Corporate Boards of Directors are Focusing More on Risk Oversight


Corporate boards are giving more attention to their risk oversight responsibilities, but as the risk landscape becomes increasingly complex, directors say they are less comfortable with their understanding of their company’s risk appetite, according to PwC’s 2014 Annual Corporate Directors Survey.

The evolution of strategy oversight also continues, the report shows, as directors assess whether they receive the right information from management, at the right level of detail, to be effective in their oversight roles.

Looking to some less traditional boardroom topics, three-quarters of directors say they are not currently having substantial discussions about corporate social responsibility issues. However, these discussions are most likely to occur in the boardrooms of mega-cap companies. The survey of 863 public company directors was conducted in the summer of 2014. Of those respondents, 70% serve on the boards of companies with more than $1 billion in annual revenue. 

“It was not a surprise that strategy and risk remain top-of-mind for public company boards of directors,” said Mary Ann Cloyd, Leader for PwC’s Center for Board Governance.

In today’s release, PwC highlights director sentiments related to these particular trends:

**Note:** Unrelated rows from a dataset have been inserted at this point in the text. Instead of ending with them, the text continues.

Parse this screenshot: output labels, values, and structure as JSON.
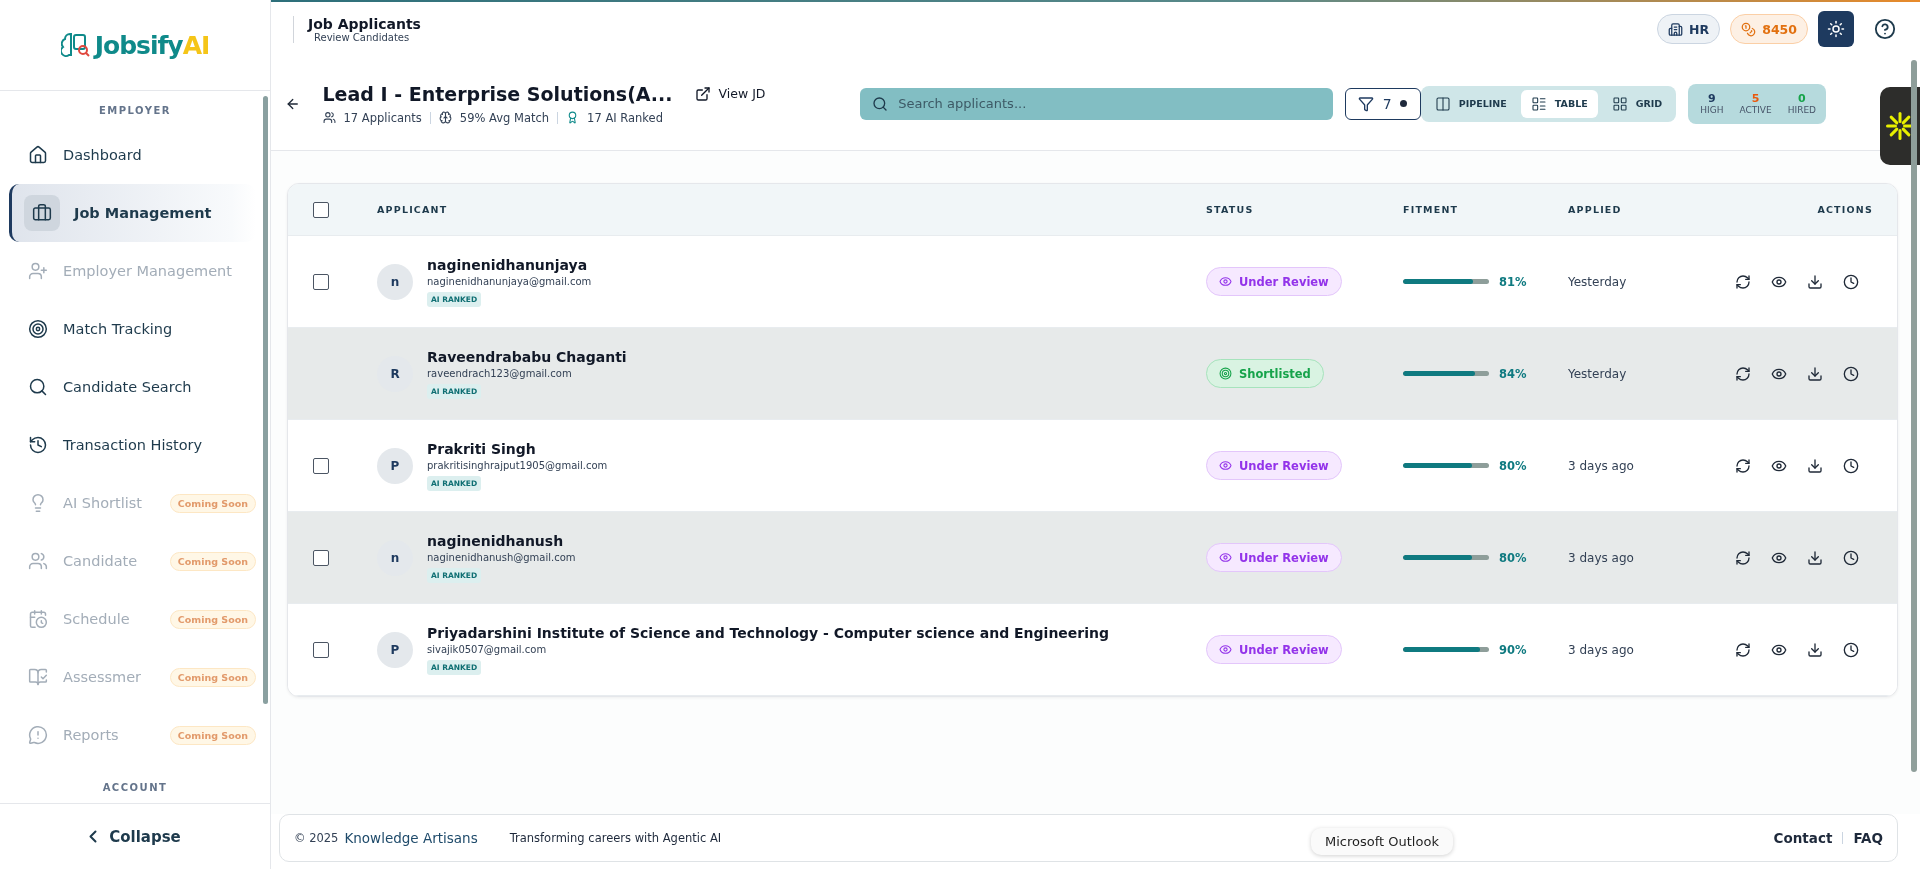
{
  "sidebar": {
    "logo": {
      "text": "Jobsify",
      "accent": "AI"
    },
    "section_label": "EMPLOYER",
    "items": [
      {
        "label": "Dashboard",
        "selected": false,
        "disabled": false
      },
      {
        "label": "Job Management",
        "selected": true,
        "disabled": false
      },
      {
        "label": "Employer Management",
        "selected": false,
        "disabled": true
      },
      {
        "label": "Match Tracking",
        "selected": false,
        "disabled": false
      },
      {
        "label": "Candidate Search",
        "selected": false,
        "disabled": false
      },
      {
        "label": "Transaction History",
        "selected": false,
        "disabled": false
      },
      {
        "label": "AI Shortlist",
        "selected": false,
        "disabled": true,
        "badge": "Coming Soon"
      },
      {
        "label": "Candidate",
        "selected": false,
        "disabled": true,
        "badge": "Coming Soon"
      },
      {
        "label": "Schedule",
        "selected": false,
        "disabled": true,
        "badge": "Coming Soon"
      },
      {
        "label": "Assessmer",
        "selected": false,
        "disabled": true,
        "badge": "Coming Soon"
      },
      {
        "label": "Reports",
        "selected": false,
        "disabled": true,
        "badge": "Coming Soon"
      }
    ],
    "account_label": "ACCOUNT",
    "collapse": "Collapse"
  },
  "header": {
    "title": "Job Applicants",
    "subtitle": "Review Candidates",
    "role": "HR",
    "credits": "8450"
  },
  "job": {
    "title": "Lead I - Enterprise Solutions(A...",
    "view_jd": "View JD",
    "applicants": "17 Applicants",
    "avg_match": "59% Avg Match",
    "ai_ranked": "17 AI Ranked"
  },
  "search": {
    "placeholder": "Search applicants..."
  },
  "filter": {
    "count": "7"
  },
  "views": [
    {
      "label": "PIPELINE",
      "selected": false
    },
    {
      "label": "TABLE",
      "selected": true
    },
    {
      "label": "GRID",
      "selected": false
    }
  ],
  "stats": [
    {
      "value": "9",
      "label": "HIGH",
      "color": "#1e3a5f"
    },
    {
      "value": "5",
      "label": "ACTIVE",
      "color": "#ea580c"
    },
    {
      "value": "0",
      "label": "HIRED",
      "color": "#16a34a"
    }
  ],
  "table": {
    "select_all_checked": false,
    "columns": [
      "APPLICANT",
      "STATUS",
      "FITMENT",
      "APPLIED",
      "ACTIONS"
    ],
    "rows": [
      {
        "initial": "n",
        "name": "naginenidhanunjaya",
        "email": "naginenidhanunjaya@gmail.com",
        "tag": "AI RANKED",
        "status": {
          "label": "Under Review",
          "kind": "review"
        },
        "level": 0.81,
        "fitment": "81%",
        "applied": "Yesterday",
        "checked": false,
        "highlighted": false
      },
      {
        "initial": "R",
        "name": "Raveendrababu Chaganti",
        "email": "raveendrach123@gmail.com",
        "tag": "AI RANKED",
        "status": {
          "label": "Shortlisted",
          "kind": "shortlisted"
        },
        "level": 0.84,
        "fitment": "84%",
        "applied": "Yesterday",
        "highlighted": true
      },
      {
        "initial": "P",
        "name": "Prakriti Singh",
        "email": "prakritisinghrajput1905@gmail.com",
        "tag": "AI RANKED",
        "status": {
          "label": "Under Review",
          "kind": "review"
        },
        "level": 0.8,
        "fitment": "80%",
        "applied": "3 days ago",
        "checked": false,
        "highlighted": false
      },
      {
        "initial": "n",
        "name": "naginenidhanush",
        "email": "naginenidhanush@gmail.com",
        "tag": "AI RANKED",
        "status": {
          "label": "Under Review",
          "kind": "review"
        },
        "level": 0.8,
        "fitment": "80%",
        "applied": "3 days ago",
        "checked": false,
        "highlighted": true
      },
      {
        "initial": "P",
        "name": "Priyadarshini Institute of Science and Technology - Computer science and Engineering",
        "email": "sivajik0507@gmail.com",
        "tag": "AI RANKED",
        "status": {
          "label": "Under Review",
          "kind": "review"
        },
        "level": 0.9,
        "fitment": "90%",
        "applied": "3 days ago",
        "checked": false,
        "highlighted": false
      }
    ]
  },
  "footer": {
    "copyright": "© 2025",
    "company": "Knowledge Artisans",
    "tagline": "Transforming careers with Agentic AI",
    "links": [
      "Contact",
      "FAQ"
    ]
  },
  "tooltip": "Microsoft Outlook"
}
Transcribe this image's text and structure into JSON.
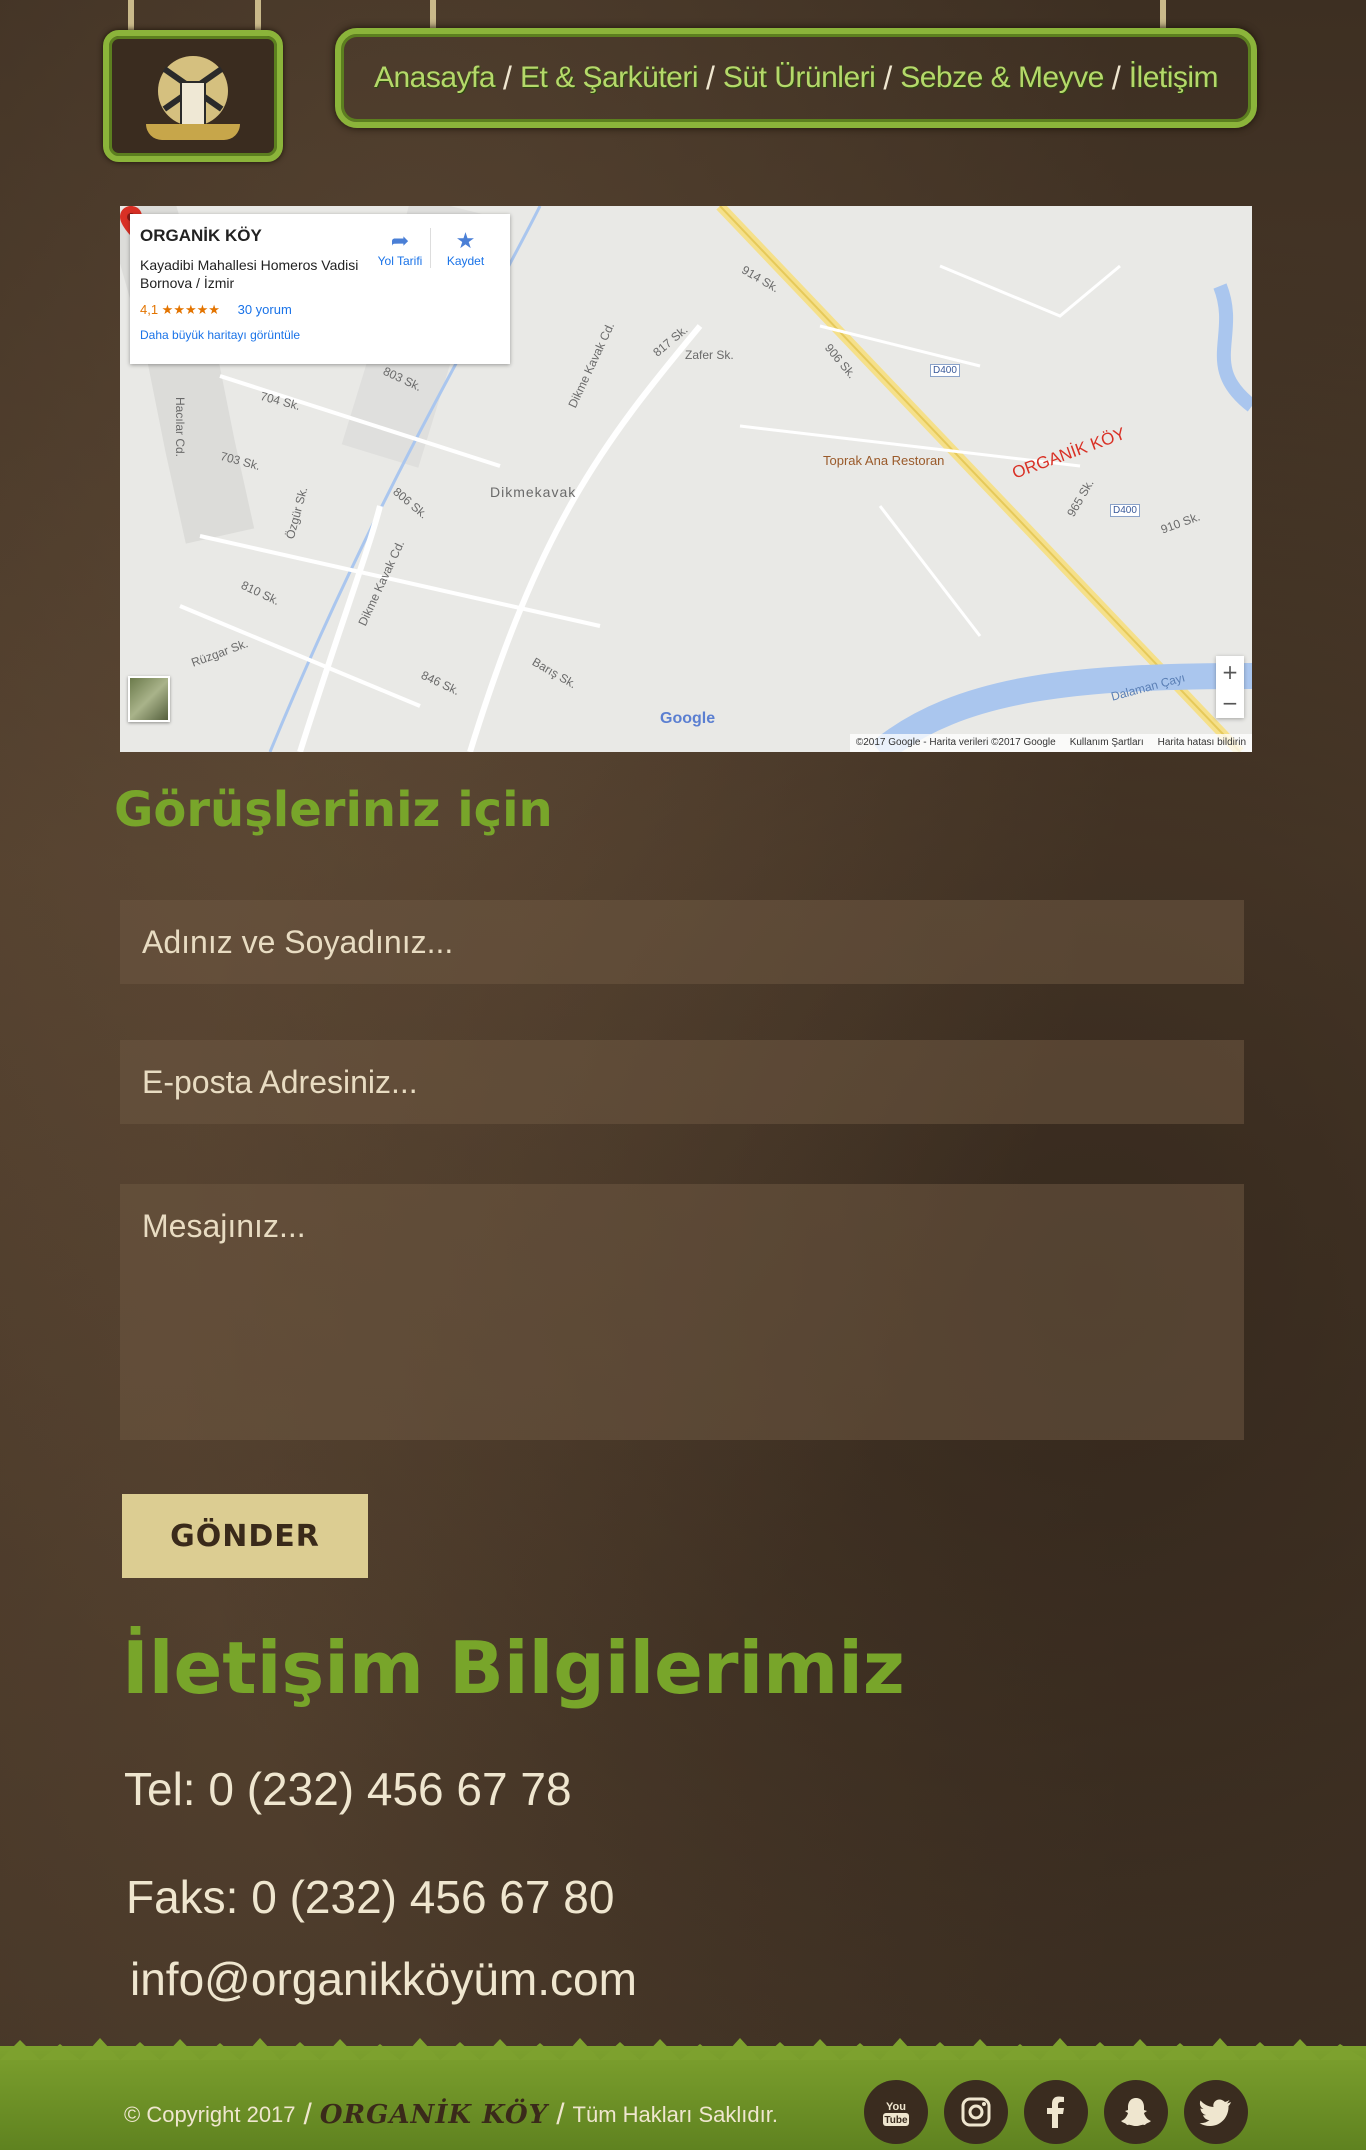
{
  "nav": {
    "items": [
      "Anasayfa",
      "Et & Şarküteri",
      "Süt Ürünleri",
      "Sebze & Meyve",
      "İletişim"
    ],
    "separator": "/"
  },
  "map": {
    "place_title": "ORGANİK KÖY",
    "address": "Kayadibi Mahallesi Homeros Vadisi Bornova / İzmir",
    "rating": "4,1 ★★★★★",
    "reviews": "30 yorum",
    "bigger_map_link": "Daha büyük haritayı görüntüle",
    "directions_label": "Yol Tarifi",
    "save_label": "Kaydet",
    "pin_label": "ORGANİK KÖY",
    "restaurant_label": "Toprak Ana Restoran",
    "area_label": "Dikmekavak",
    "google": "Google",
    "footer_copyright": "©2017 Google - Harita verileri ©2017 Google",
    "footer_terms": "Kullanım Şartları",
    "footer_report": "Harita hatası bildirin",
    "zoom_in": "+",
    "zoom_out": "−",
    "street_labels": {
      "cd1": "Dikme Kavak Cd.",
      "cd2": "Dikme Kavak Cd.",
      "haclar": "Hacılar Cd.",
      "ozgur": "Özgür Sk.",
      "ruzgar": "Rüzgar Sk.",
      "zafer": "Zafer Sk.",
      "s803": "803 Sk.",
      "s810": "810 Sk.",
      "s846": "846 Sk.",
      "s806": "806 Sk.",
      "s703": "703 Sk.",
      "s704": "704 Sk.",
      "s906": "906 Sk.",
      "s965": "965 Sk.",
      "s910": "910 Sk.",
      "d400a": "D400",
      "d400b": "D400",
      "dalaman": "Dalaman Çayı",
      "baris": "Barış Sk.",
      "s817": "817 Sk.",
      "s914": "914 Sk."
    }
  },
  "form": {
    "title": "Görüşleriniz için",
    "name_placeholder": "Adınız ve Soyadınız...",
    "email_placeholder": "E-posta Adresiniz...",
    "message_placeholder": "Mesajınız...",
    "submit_label": "GÖNDER"
  },
  "contact": {
    "title": "İletişim Bilgilerimiz",
    "tel": "Tel: 0 (232) 456 67 78",
    "fax": "Faks: 0 (232) 456 67 80",
    "email": "info@organikköyüm.com"
  },
  "footer": {
    "copyright": "© Copyright  2017",
    "brand": "ORGANİK KÖY",
    "rights": "Tüm Hakları Saklıdır.",
    "separator": "/",
    "social": [
      "youtube-icon",
      "instagram-icon",
      "facebook-icon",
      "snapchat-icon",
      "twitter-icon"
    ]
  },
  "colors": {
    "accent_green": "#78a52a",
    "nav_green": "#b5d86a",
    "button_bg": "#dccd92",
    "background": "#4a3a2a"
  }
}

  • Directors are less comfortable with their understanding of the company’s risk appetite; 51% say they understand the company’s risk appetite “very well” – over ten percentage points less than two years ago. 
  • Over 90% of directors are at least somewhat satisfied with the information they get to fulfill their strategic oversight responsibilities. However, in some areas there is room for improvement. More than one-quarter of directors are either dissatisfied or do not receive information on competitor strategy and customer satisfaction research.
  • Over 70% of directors say they made changes to their approach to fraud risk over the last 12 months. The most common actions were holding board discussions of “tone at the top,” increasing the amount of time spent on board discussions of risks embedded in compensation plans and having board members interact with members of management below the executive level. Over the last three years, there has been a significant increase in the percentage of directors who say they have had interactions with members of management below the executive level: 50% said so this year – compared to 31% in 2012.
  • While a number of organizations have identified issues like sustainability and climate change as societal imperatives about three-quarters of directors say they have not had substantial discussions about human rights, climate change, carbon emissions and resource scarcity.
  • Over the last three years, directors have become more comfortable with the allocation of specific responsibility for overseeing major risks between the board and its committees. In 2014, 84% said there was a clear allocation of responsibility, up from to 80% in 2013 and 63% in 2012.

More information on this year’s survey findings specific to directors’ views of strategy and risk oversight, visit:

Board governance trends discussed in-depth in this series to date include: Board performance and diversity; Board priorities and practices; and IT and cybersecurity oversight.